Like a Swiss army knife: Researchers from Würzburg and the U.S. discover new type of CRISPR gene scissors. New publication in “Nature”.
Like humans, bacteria and archaea can be attacked by viruses. These microorganisms have developed their own immune defense strategies against their pathogens. Bacterial defenses, such as CRISPR-Cas systems, have diverse proteins and functions that help bacteria protect themselves against foreign invaders. The defense is based on a common mechanism: a CRISPR ribonucleic acid (crRNA), serving as a “guide RNA,” helps detect regions of a foreign genome, such as the DNA of a virus, for targeted cleavage. The CRISPR-associated (Cas) nuclease directed by a crRNA can cut its target like a pair of scissors: a strategy of nature that humans have harnessed in many technologies.
“Considering how well different nucleases have been translated into new and improved technologies, any discovery in this field could bring new benefits to society,” says Chase Beisel, describing a research motivation of his laboratory at the Würzburg Helmholtz Institute for RNA-based Infection Research (HIRI). The institute is a site of the Braunschweig Helmholtz Centre for Infection Research in cooperation with the Julius-Maximilians-Universität (JMU) in Würzburg. Beisel initiated the current study on a specific set of CRISPR-Cas systems with Matthew Begemann at Benson Hill, Inc. (Missouri) and Ryan Jackson at Utah State University in the U.S. The results were published today in the renowned journal Nature and were accompanied by detailed structural analysis from a second team, also led by Ryan Jackson, and by David Taylor at University of Texas.
Unique from any other known CRISPR nuclease
“We were exploring CRISPR nucleases that were originally clumped with Cas12a, nucleases that defend bacteria by recognizing and cleaving invasive DNA. Once we identified more of them, we realized that they were different enough from Cas12a to warrant a deeper dive,” tells Oleg Dmytrenko, the first author of the study. “This exploration led us to discover that these nucleases, which we called Cas12a2, do something very different not only from Cas12a but also from any other known CRISPR nuclease.”
The crucial difference lies in the mechanism of their defense action. When Cas12a2 recognizes invasive RNA, the nuclease cleaves it but can also damage other RNA and DNA inside the cell, impairing its growth and limiting the spread of the infection. “In general, such defense strategies that abort the infection have been known in bacteria,” says HIRI postdoc Oleg Dmytrenko. “A few other CRISPR-Cas systems work in this way. However, a CRISPR-based defense mechanism that relies on a single nuclease to recognize the invader and degrade cellular DNA and RNA has not been observed before,” the scientist says.
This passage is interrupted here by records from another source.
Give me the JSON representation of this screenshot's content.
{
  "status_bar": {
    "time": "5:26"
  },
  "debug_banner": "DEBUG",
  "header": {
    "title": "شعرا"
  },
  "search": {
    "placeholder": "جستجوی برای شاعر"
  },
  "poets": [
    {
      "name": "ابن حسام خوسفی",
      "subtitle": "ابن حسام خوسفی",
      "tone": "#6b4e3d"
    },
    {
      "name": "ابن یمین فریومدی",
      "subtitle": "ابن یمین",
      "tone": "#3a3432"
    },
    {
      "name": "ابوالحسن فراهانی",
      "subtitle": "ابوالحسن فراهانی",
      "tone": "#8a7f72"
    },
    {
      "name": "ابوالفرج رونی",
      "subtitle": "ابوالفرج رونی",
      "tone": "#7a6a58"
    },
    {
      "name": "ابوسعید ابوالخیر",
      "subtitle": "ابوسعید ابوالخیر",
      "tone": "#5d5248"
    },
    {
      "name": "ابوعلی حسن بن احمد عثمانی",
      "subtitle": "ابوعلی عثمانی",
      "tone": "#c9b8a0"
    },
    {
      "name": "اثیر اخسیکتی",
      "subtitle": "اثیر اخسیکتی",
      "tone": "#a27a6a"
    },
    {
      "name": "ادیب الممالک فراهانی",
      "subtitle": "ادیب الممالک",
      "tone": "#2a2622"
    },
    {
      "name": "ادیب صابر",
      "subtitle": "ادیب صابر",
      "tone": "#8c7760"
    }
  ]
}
The study was supported by funding from the European Research Council (ERC Consolidator Award to Chase Beisel), the German Federal Agency for Disruptive Innovation (SPRIND), the Pre-4D program of the Helmholtz Centre for Infection Research, and with funds from the National Institutes of Health and the Welch Foundation.
Dmytrenko O, Neumann GC, Hallmark T, Keiser DJ, Crowley VM, Vialetto E, Mougiakos I, Wandera KG, Domgaard H, Weber J, Gaudin T, Metcalf J, Gray BN, Begemann MB, Jackson RN, Beisel CL (2023): Cas12a2 elicits abortive infection via RNA-triggered destruction of dsDNA. Nature, https://www.nature.com/articles/s41586-022-05559-3
Bravo JPK, Hallmark T, Naegle B, Beisel CL, Jackson RN, Taylor DW (2023): Large-scale structural rearrangements unleash indiscriminate nuclease activity by CRISPR-Cas12a2, Nature, https://www.nature.com/articles/s41586-022-05560-w